Time off for ante-natal care – your rights as an employee or Agency Worker
Employees have the right to reasonable paid time off work for ante-natal appointments, which includes the time spent travelling to an appointment and waiting. You cannot be refused time off for the first appointment, but for subsequent appointments your employer can ask for written proof of the appointment and a certificate or note from your doctor or midwife, stating that you are pregnant.
If you do not, when asked, provide these, your employer can refuse the time off. This is the only circumstance in which employers can refuse time off. They cannot ask you to make appointments in your own time, or make the time up later.
An ante-natal appointment is any appointment you make on the advice of your doctor, midwife or health visitor. This includes parentcraft and relaxation.
All partners/husbands/expectant fathers who are employees also have the legal right to unpaid time off work for up to two antenatal appointments. For more information on the rights of partners to take time off click here.
It is unlawful for an employer to refuse the time off, to refuse pay for the time off, to dismiss a woman or to treat her less favourably because she has taken time off.
If you are an agency worker (and NOT an employee), from the outset of your pregnancy you are entitled to take time off (unpaid) to attend antenatal appointments.
In addition, after 12 weeks in the same assignment, you are entitled to paid time off to attend antenatal appointments if you are pregnant. This should be paid by the agency at your usual hourly rate and you should not be asked to make up the time at a later date. This includes the time it takes you to travel to and from your appointment. The agency or the hirer can ask for written proof of the appointment and a certificate or note from your doctor or midwife, stating that you are pregnant and can refuse the time off if you do not provide these.
This advice applies in England, Wales, Scotland and Northern Ireland.
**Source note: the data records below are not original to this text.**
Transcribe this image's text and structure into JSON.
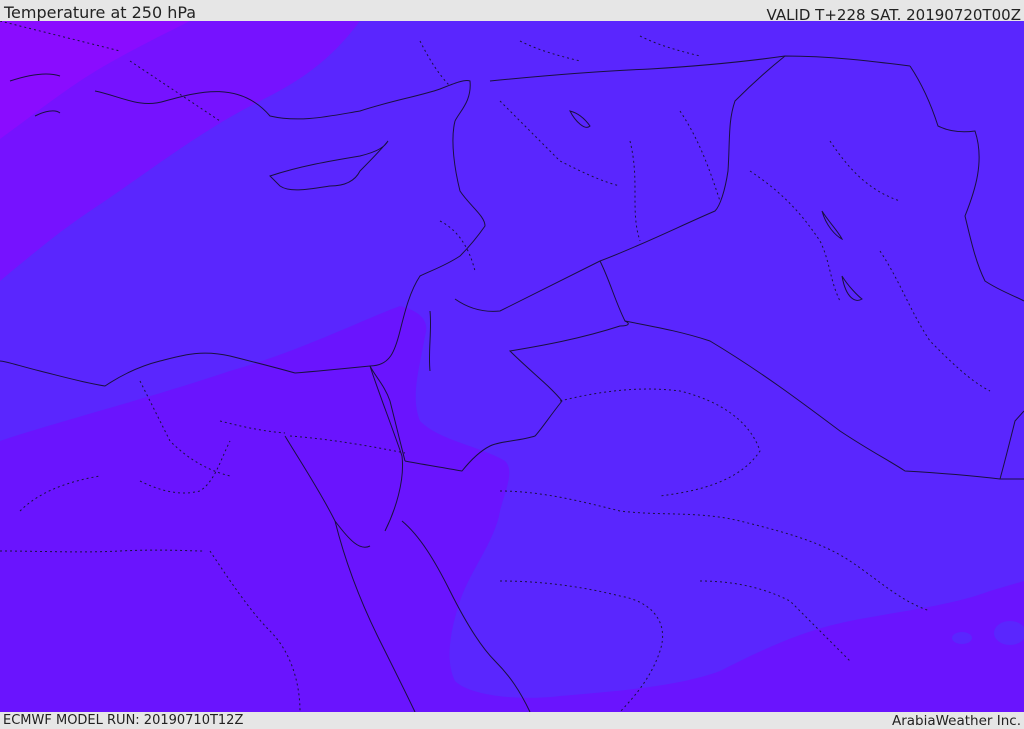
{
  "header": {
    "title": "Temperature at 250 hPa",
    "valid_time": "VALID T+228 SAT. 20190720T00Z"
  },
  "footer": {
    "model_run": "ECMWF MODEL RUN: 20190710T12Z",
    "credit": "ArabiaWeather Inc."
  },
  "map": {
    "field": "Temperature",
    "level": "250 hPa",
    "colors": {
      "band_coldest": "#8a0cff",
      "band_cold": "#7612ff",
      "band_warm": "#6a14fe",
      "band_warmer": "#5a26fe",
      "boundary_line": "#1a1040"
    }
  }
}
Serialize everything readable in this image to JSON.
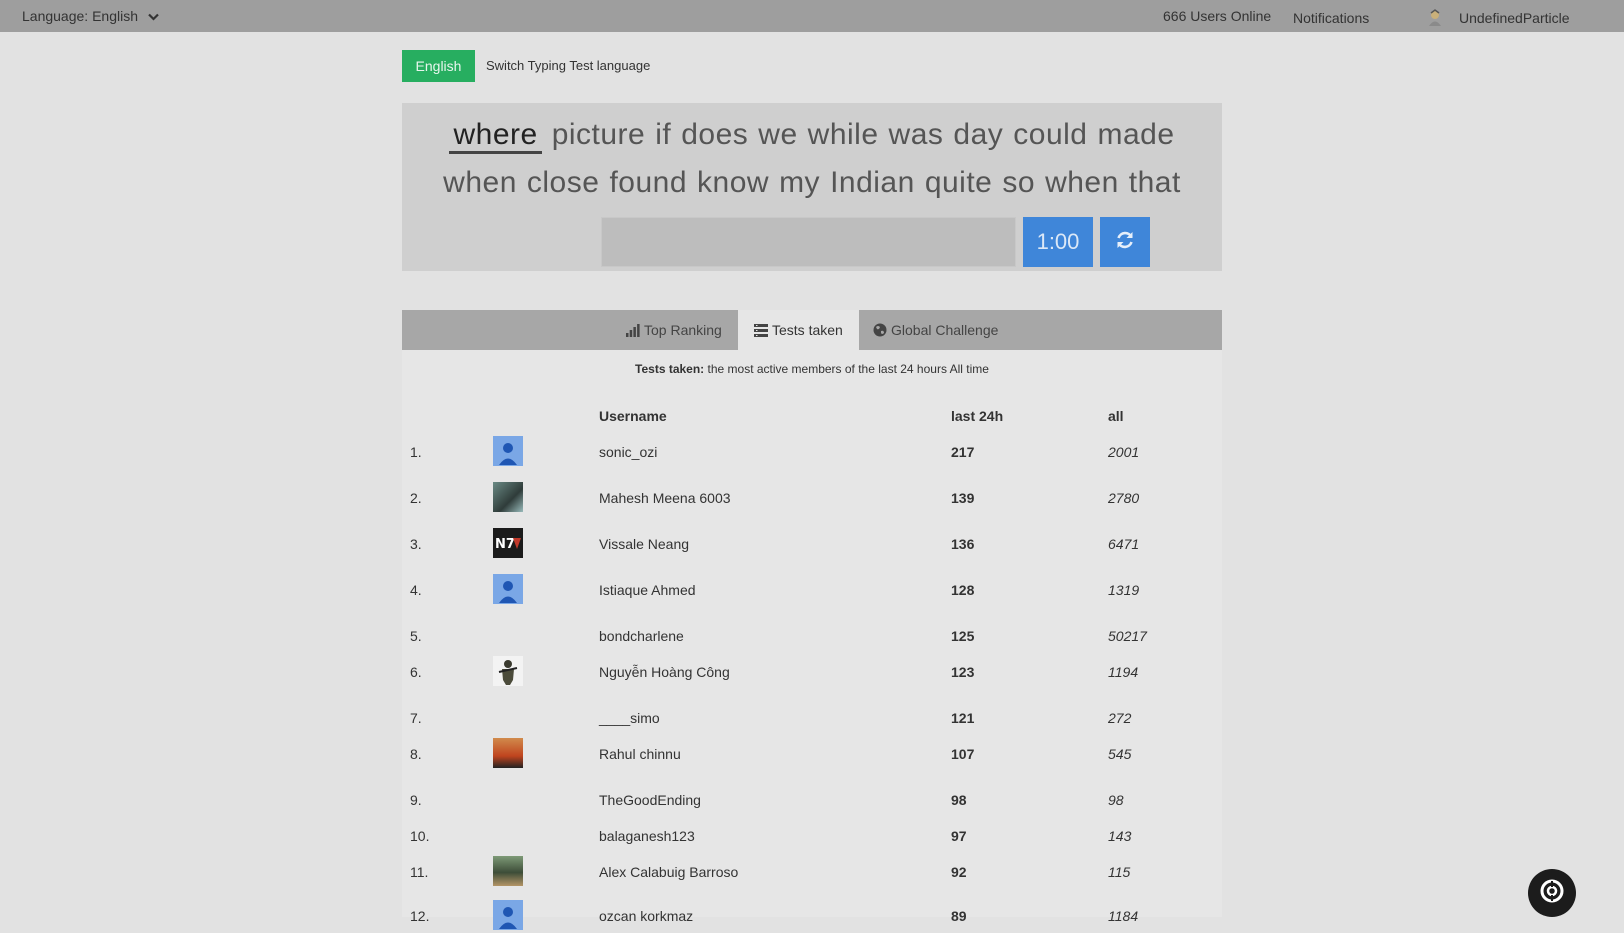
{
  "topbar": {
    "language_label": "Language: English",
    "users_online": "666 Users Online",
    "notifications": "Notifications",
    "username": "UndefinedParticle"
  },
  "language_switch": {
    "button": "English",
    "label": "Switch Typing Test language"
  },
  "typing": {
    "line1": [
      "where",
      "picture",
      "if",
      "does",
      "we",
      "while",
      "was",
      "day",
      "could",
      "made"
    ],
    "line2": [
      "when",
      "close",
      "found",
      "know",
      "my",
      "Indian",
      "quite",
      "so",
      "when",
      "that"
    ],
    "timer": "1:00"
  },
  "tabs": [
    {
      "label": "Top Ranking",
      "icon": "bar-chart-icon",
      "active": false
    },
    {
      "label": "Tests taken",
      "icon": "list-icon",
      "active": true
    },
    {
      "label": "Global Challenge",
      "icon": "globe-icon",
      "active": false
    }
  ],
  "description": {
    "bold": "Tests taken:",
    "text": " the most active members of the last 24 hours All time"
  },
  "table": {
    "headers": {
      "username": "Username",
      "last24h": "last 24h",
      "all": "all"
    },
    "rows": [
      {
        "rank": "1.",
        "username": "sonic_ozi",
        "last24h": "217",
        "all": "2001",
        "avatar": "default"
      },
      {
        "rank": "2.",
        "username": "Mahesh Meena 6003",
        "last24h": "139",
        "all": "2780",
        "avatar": "photo"
      },
      {
        "rank": "3.",
        "username": "Vissale Neang",
        "last24h": "136",
        "all": "6471",
        "avatar": "n7"
      },
      {
        "rank": "4.",
        "username": "Istiaque Ahmed",
        "last24h": "128",
        "all": "1319",
        "avatar": "default"
      },
      {
        "rank": "5.",
        "username": "bondcharlene",
        "last24h": "125",
        "all": "50217",
        "avatar": "none"
      },
      {
        "rank": "6.",
        "username": "Nguyễn Hoàng Công",
        "last24h": "123",
        "all": "1194",
        "avatar": "soldier"
      },
      {
        "rank": "7.",
        "username": "____simo",
        "last24h": "121",
        "all": "272",
        "avatar": "none"
      },
      {
        "rank": "8.",
        "username": "Rahul chinnu",
        "last24h": "107",
        "all": "545",
        "avatar": "orange"
      },
      {
        "rank": "9.",
        "username": "TheGoodEnding",
        "last24h": "98",
        "all": "98",
        "avatar": "none"
      },
      {
        "rank": "10.",
        "username": "balaganesh123",
        "last24h": "97",
        "all": "143",
        "avatar": "none"
      },
      {
        "rank": "11.",
        "username": "Alex Calabuig Barroso",
        "last24h": "92",
        "all": "115",
        "avatar": "beach"
      },
      {
        "rank": "12.",
        "username": "ozcan korkmaz",
        "last24h": "89",
        "all": "1184",
        "avatar": "default"
      }
    ]
  },
  "colors": {
    "accent_blue": "#3f86d9",
    "accent_green": "#27ae60",
    "topbar": "#9e9e9e"
  }
}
If you live in another part of the UK, the law may differ. Please call our helpline for more details